# [What is needed]
Print the whole listing, character for character.

# [Input material]

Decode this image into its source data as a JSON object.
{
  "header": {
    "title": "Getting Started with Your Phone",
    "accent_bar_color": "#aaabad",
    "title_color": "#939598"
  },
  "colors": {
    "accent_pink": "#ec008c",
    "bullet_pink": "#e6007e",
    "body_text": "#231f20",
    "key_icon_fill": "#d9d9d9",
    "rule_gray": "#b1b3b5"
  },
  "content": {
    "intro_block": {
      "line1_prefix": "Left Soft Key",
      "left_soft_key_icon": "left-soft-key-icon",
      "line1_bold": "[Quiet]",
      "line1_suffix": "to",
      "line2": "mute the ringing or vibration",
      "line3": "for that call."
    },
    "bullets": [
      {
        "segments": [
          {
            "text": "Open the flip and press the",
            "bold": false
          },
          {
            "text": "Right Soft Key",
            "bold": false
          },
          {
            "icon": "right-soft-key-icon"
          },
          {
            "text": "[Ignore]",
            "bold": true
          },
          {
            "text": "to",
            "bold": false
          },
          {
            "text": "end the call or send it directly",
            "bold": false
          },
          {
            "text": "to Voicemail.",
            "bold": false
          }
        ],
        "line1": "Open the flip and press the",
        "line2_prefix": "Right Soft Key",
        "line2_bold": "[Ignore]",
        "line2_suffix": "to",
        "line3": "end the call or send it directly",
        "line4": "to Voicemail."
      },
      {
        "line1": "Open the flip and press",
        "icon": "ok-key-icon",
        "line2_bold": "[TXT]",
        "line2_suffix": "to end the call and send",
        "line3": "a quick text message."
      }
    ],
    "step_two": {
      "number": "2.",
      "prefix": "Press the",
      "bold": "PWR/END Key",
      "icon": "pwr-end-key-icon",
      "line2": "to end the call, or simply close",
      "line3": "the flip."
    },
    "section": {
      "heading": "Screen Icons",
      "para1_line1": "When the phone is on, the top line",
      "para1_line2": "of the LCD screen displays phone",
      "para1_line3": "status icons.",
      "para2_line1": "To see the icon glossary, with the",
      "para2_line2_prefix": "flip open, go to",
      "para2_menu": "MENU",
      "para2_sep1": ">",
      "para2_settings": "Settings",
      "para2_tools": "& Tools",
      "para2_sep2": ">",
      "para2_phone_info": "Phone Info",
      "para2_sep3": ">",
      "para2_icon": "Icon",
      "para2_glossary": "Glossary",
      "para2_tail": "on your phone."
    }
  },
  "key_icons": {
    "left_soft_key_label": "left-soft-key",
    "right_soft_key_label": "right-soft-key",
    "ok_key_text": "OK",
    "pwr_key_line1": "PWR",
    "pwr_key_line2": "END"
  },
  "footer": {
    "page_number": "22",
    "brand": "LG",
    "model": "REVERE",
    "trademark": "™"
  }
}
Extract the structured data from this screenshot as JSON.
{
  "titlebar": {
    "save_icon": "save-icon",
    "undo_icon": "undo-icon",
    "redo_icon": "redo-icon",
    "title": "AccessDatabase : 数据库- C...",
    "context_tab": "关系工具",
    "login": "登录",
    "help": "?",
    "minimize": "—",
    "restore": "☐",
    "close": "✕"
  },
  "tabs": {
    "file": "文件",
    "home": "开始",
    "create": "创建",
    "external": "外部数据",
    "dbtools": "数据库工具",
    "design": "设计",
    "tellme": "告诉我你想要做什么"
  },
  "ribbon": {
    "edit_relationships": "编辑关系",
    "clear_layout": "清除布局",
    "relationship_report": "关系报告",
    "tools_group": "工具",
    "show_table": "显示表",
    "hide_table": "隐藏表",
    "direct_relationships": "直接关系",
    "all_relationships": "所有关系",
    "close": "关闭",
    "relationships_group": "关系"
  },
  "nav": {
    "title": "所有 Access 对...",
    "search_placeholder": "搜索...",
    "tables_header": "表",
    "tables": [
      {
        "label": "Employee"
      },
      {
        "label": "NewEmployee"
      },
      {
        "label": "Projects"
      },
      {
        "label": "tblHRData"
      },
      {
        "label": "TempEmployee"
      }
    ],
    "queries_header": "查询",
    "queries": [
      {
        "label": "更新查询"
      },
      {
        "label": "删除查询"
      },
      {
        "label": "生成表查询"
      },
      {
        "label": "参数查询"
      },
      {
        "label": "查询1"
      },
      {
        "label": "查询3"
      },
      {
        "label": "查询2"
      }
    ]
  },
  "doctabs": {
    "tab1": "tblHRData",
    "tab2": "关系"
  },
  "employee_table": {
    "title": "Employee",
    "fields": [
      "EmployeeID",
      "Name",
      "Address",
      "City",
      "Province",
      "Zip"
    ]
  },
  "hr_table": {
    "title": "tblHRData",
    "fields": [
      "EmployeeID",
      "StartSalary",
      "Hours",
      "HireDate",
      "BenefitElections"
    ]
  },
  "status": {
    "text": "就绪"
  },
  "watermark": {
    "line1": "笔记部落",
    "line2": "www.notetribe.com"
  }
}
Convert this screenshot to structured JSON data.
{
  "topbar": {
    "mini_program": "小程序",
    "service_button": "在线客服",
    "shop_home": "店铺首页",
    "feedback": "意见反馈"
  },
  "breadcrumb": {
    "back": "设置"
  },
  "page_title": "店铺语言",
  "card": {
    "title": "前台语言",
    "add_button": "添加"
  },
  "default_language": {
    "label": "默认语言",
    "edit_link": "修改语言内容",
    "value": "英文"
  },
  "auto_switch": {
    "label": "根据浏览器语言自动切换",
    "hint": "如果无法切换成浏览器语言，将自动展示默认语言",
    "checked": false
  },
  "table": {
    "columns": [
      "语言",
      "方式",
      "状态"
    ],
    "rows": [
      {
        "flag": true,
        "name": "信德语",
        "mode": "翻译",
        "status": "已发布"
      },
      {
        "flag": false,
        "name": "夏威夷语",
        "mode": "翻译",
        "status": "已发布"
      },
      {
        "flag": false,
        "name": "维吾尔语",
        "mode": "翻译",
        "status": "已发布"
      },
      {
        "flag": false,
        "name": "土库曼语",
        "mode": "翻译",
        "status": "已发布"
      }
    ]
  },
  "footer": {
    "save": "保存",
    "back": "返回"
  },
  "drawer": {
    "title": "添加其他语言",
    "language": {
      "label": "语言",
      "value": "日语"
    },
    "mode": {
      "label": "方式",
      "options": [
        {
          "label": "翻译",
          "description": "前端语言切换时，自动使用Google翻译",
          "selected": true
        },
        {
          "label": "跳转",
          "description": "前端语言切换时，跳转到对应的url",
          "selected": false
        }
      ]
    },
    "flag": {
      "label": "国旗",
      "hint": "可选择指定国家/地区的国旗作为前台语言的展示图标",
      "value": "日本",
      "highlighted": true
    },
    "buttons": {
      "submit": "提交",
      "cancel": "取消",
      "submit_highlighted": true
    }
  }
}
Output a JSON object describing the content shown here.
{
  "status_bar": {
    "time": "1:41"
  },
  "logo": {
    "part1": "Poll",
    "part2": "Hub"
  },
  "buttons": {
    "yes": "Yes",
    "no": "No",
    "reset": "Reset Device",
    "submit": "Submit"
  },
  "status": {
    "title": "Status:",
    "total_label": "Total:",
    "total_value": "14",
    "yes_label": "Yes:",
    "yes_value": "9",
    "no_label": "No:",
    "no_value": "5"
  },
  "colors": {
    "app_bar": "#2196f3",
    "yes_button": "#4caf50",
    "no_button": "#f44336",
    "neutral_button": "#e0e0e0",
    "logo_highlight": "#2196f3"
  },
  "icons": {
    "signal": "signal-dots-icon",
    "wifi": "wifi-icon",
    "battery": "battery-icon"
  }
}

# [Task solution]
Decode this image into its source data as a JSON object.
{
  "header": {
    "title": "Getting Started with Your Phone",
    "accent_bar_color": "#aaabad",
    "title_color": "#939598"
  },
  "colors": {
    "accent_pink": "#ec008c",
    "bullet_pink": "#e6007e",
    "body_text": "#231f20",
    "key_icon_fill": "#d9d9d9",
    "rule_gray": "#b1b3b5"
  },
  "content": {
    "intro_block": {
      "line1_prefix": "Left Soft Key",
      "left_soft_key_icon": "left-soft-key-icon",
      "line1_bold": "[Quiet]",
      "line1_suffix": "to",
      "line2": "mute the ringing or vibration",
      "line3": "for that call."
    },
    "bullets": [
      {
        "segments": [
          {
            "text": "Open the flip and press the",
            "bold": false
          },
          {
            "text": "Right Soft Key",
            "bold": false
          },
          {
            "icon": "right-soft-key-icon"
          },
          {
            "text": "[Ignore]",
            "bold": true
          },
          {
            "text": "to",
            "bold": false
          },
          {
            "text": "end the call or send it directly",
            "bold": false
          },
          {
            "text": "to Voicemail.",
            "bold": false
          }
        ],
        "line1": "Open the flip and press the",
        "line2_prefix": "Right Soft Key",
        "line2_bold": "[Ignore]",
        "line2_suffix": "to",
        "line3": "end the call or send it directly",
        "line4": "to Voicemail."
      },
      {
        "line1": "Open the flip and press",
        "icon": "ok-key-icon",
        "line2_bold": "[TXT]",
        "line2_suffix": "to end the call and send",
        "line3": "a quick text message."
      }
    ],
    "step_two": {
      "number": "2.",
      "prefix": "Press the",
      "bold": "PWR/END Key",
      "icon": "pwr-end-key-icon",
      "line2": "to end the call, or simply close",
      "line3": "the flip."
    },
    "section": {
      "heading": "Screen Icons",
      "para1_line1": "When the phone is on, the top line",
      "para1_line2": "of the LCD screen displays phone",
      "para1_line3": "status icons.",
      "para2_line1": "To see the icon glossary, with the",
      "para2_line2_prefix": "flip open, go to",
      "para2_menu": "MENU",
      "para2_sep1": ">",
      "para2_settings": "Settings",
      "para2_tools": "& Tools",
      "para2_sep2": ">",
      "para2_phone_info": "Phone Info",
      "para2_sep3": ">",
      "para2_icon": "Icon",
      "para2_glossary": "Glossary",
      "para2_tail": "on your phone."
    }
  },
  "key_icons": {
    "left_soft_key_label": "left-soft-key",
    "right_soft_key_label": "right-soft-key",
    "ok_key_text": "OK",
    "pwr_key_line1": "PWR",
    "pwr_key_line2": "END"
  },
  "footer": {
    "page_number": "22",
    "brand": "LG",
    "model": "REVERE",
    "trademark": "™"
  }
}
Extract the structured data from this screenshot as JSON.
{
  "titlebar": {
    "save_icon": "save-icon",
    "undo_icon": "undo-icon",
    "redo_icon": "redo-icon",
    "title": "AccessDatabase : 数据库- C...",
    "context_tab": "关系工具",
    "login": "登录",
    "help": "?",
    "minimize": "—",
    "restore": "☐",
    "close": "✕"
  },
  "tabs": {
    "file": "文件",
    "home": "开始",
    "create": "创建",
    "external": "外部数据",
    "dbtools": "数据库工具",
    "design": "设计",
    "tellme": "告诉我你想要做什么"
  },
  "ribbon": {
    "edit_relationships": "编辑关系",
    "clear_layout": "清除布局",
    "relationship_report": "关系报告",
    "tools_group": "工具",
    "show_table": "显示表",
    "hide_table": "隐藏表",
    "direct_relationships": "直接关系",
    "all_relationships": "所有关系",
    "close": "关闭",
    "relationships_group": "关系"
  },
  "nav": {
    "title": "所有 Access 对...",
    "search_placeholder": "搜索...",
    "tables_header": "表",
    "tables": [
      {
        "label": "Employee"
      },
      {
        "label": "NewEmployee"
      },
      {
        "label": "Projects"
      },
      {
        "label": "tblHRData"
      },
      {
        "label": "TempEmployee"
      }
    ],
    "queries_header": "查询",
    "queries": [
      {
        "label": "更新查询"
      },
      {
        "label": "删除查询"
      },
      {
        "label": "生成表查询"
      },
      {
        "label": "参数查询"
      },
      {
        "label": "查询1"
      },
      {
        "label": "查询3"
      },
      {
        "label": "查询2"
      }
    ]
  },
  "doctabs": {
    "tab1": "tblHRData",
    "tab2": "关系"
  },
  "employee_table": {
    "title": "Employee",
    "fields": [
      "EmployeeID",
      "Name",
      "Address",
      "City",
      "Province",
      "Zip"
    ]
  },
  "hr_table": {
    "title": "tblHRData",
    "fields": [
      "EmployeeID",
      "StartSalary",
      "Hours",
      "HireDate",
      "BenefitElections"
    ]
  },
  "status": {
    "text": "就绪"
  },
  "watermark": {
    "line1": "笔记部落",
    "line2": "www.notetribe.com"
  }
}
Convert this screenshot to structured JSON data.
{
  "topbar": {
    "mini_program": "小程序",
    "service_button": "在线客服",
    "shop_home": "店铺首页",
    "feedback": "意见反馈"
  },
  "breadcrumb": {
    "back": "设置"
  },
  "page_title": "店铺语言",
  "card": {
    "title": "前台语言",
    "add_button": "添加"
  },
  "default_language": {
    "label": "默认语言",
    "edit_link": "修改语言内容",
    "value": "英文"
  },
  "auto_switch": {
    "label": "根据浏览器语言自动切换",
    "hint": "如果无法切换成浏览器语言，将自动展示默认语言",
    "checked": false
  },
  "table": {
    "columns": [
      "语言",
      "方式",
      "状态"
    ],
    "rows": [
      {
        "flag": true,
        "name": "信德语",
        "mode": "翻译",
        "status": "已发布"
      },
      {
        "flag": false,
        "name": "夏威夷语",
        "mode": "翻译",
        "status": "已发布"
      },
      {
        "flag": false,
        "name": "维吾尔语",
        "mode": "翻译",
        "status": "已发布"
      },
      {
        "flag": false,
        "name": "土库曼语",
        "mode": "翻译",
        "status": "已发布"
      }
    ]
  },
  "footer": {
    "save": "保存",
    "back": "返回"
  },
  "drawer": {
    "title": "添加其他语言",
    "language": {
      "label": "语言",
      "value": "日语"
    },
    "mode": {
      "label": "方式",
      "options": [
        {
          "label": "翻译",
          "description": "前端语言切换时，自动使用Google翻译",
          "selected": true
        },
        {
          "label": "跳转",
          "description": "前端语言切换时，跳转到对应的url",
          "selected": false
        }
      ]
    },
    "flag": {
      "label": "国旗",
      "hint": "可选择指定国家/地区的国旗作为前台语言的展示图标",
      "value": "日本",
      "highlighted": true
    },
    "buttons": {
      "submit": "提交",
      "cancel": "取消",
      "submit_highlighted": true
    }
  }
}
Output a JSON object describing the content shown here.
{
  "status_bar": {
    "time": "1:41"
  },
  "logo": {
    "part1": "Poll",
    "part2": "Hub"
  },
  "buttons": {
    "yes": "Yes",
    "no": "No",
    "reset": "Reset Device",
    "submit": "Submit"
  },
  "status": {
    "title": "Status:",
    "total_label": "Total:",
    "total_value": "14",
    "yes_label": "Yes:",
    "yes_value": "9",
    "no_label": "No:",
    "no_value": "5"
  },
  "colors": {
    "app_bar": "#2196f3",
    "yes_button": "#4caf50",
    "no_button": "#f44336",
    "neutral_button": "#e0e0e0",
    "logo_highlight": "#2196f3"
  },
  "icons": {
    "signal": "signal-dots-icon",
    "wifi": "wifi-icon",
    "battery": "battery-icon"
  }
}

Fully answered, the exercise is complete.